**Exercise:**
Copy the records. Keep every line exactly as it is.

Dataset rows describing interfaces
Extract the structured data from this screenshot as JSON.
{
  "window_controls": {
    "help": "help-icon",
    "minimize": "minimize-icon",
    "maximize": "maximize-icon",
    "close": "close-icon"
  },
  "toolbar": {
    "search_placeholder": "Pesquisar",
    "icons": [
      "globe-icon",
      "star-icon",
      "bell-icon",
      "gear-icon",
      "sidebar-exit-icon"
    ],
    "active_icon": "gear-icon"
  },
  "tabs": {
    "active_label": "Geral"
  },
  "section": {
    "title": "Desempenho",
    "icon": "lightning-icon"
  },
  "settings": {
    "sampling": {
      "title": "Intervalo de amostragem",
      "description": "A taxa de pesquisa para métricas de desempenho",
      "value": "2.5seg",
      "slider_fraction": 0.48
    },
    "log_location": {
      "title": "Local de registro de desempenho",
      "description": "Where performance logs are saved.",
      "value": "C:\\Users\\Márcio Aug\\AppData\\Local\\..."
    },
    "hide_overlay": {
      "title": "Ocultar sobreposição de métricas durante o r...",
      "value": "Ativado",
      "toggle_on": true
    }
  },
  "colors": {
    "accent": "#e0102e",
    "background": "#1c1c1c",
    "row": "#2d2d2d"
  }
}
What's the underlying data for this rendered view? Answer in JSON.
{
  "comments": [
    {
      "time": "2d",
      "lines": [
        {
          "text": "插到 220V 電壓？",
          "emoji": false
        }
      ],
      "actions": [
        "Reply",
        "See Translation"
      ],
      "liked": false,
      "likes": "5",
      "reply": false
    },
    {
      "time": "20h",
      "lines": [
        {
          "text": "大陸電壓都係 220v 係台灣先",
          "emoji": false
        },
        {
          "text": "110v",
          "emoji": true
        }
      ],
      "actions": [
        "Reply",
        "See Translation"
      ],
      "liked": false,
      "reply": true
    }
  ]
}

**Solution:**
Extract the structured data from this screenshot as JSON.
{
  "window_controls": {
    "help": "help-icon",
    "minimize": "minimize-icon",
    "maximize": "maximize-icon",
    "close": "close-icon"
  },
  "toolbar": {
    "search_placeholder": "Pesquisar",
    "icons": [
      "globe-icon",
      "star-icon",
      "bell-icon",
      "gear-icon",
      "sidebar-exit-icon"
    ],
    "active_icon": "gear-icon"
  },
  "tabs": {
    "active_label": "Geral"
  },
  "section": {
    "title": "Desempenho",
    "icon": "lightning-icon"
  },
  "settings": {
    "sampling": {
      "title": "Intervalo de amostragem",
      "description": "A taxa de pesquisa para métricas de desempenho",
      "value": "2.5seg",
      "slider_fraction": 0.48
    },
    "log_location": {
      "title": "Local de registro de desempenho",
      "description": "Where performance logs are saved.",
      "value": "C:\\Users\\Márcio Aug\\AppData\\Local\\..."
    },
    "hide_overlay": {
      "title": "Ocultar sobreposição de métricas durante o r...",
      "value": "Ativado",
      "toggle_on": true
    }
  },
  "colors": {
    "accent": "#e0102e",
    "background": "#1c1c1c",
    "row": "#2d2d2d"
  }
}
What's the underlying data for this rendered view? Answer in JSON.
{
  "comments": [
    {
      "time": "2d",
      "lines": [
        {
          "text": "插到 220V 電壓？",
          "emoji": false
        }
      ],
      "actions": [
        "Reply",
        "See Translation"
      ],
      "liked": false,
      "likes": "5",
      "reply": false
    },
    {
      "time": "20h",
      "lines": [
        {
          "text": "大陸電壓都係 220v 係台灣先",
          "emoji": false
        },
        {
          "text": "110v",
          "emoji": true
        }
      ],
      "actions": [
        "Reply",
        "See Translation"
      ],
      "liked": false,
      "reply": true
    }
  ]
}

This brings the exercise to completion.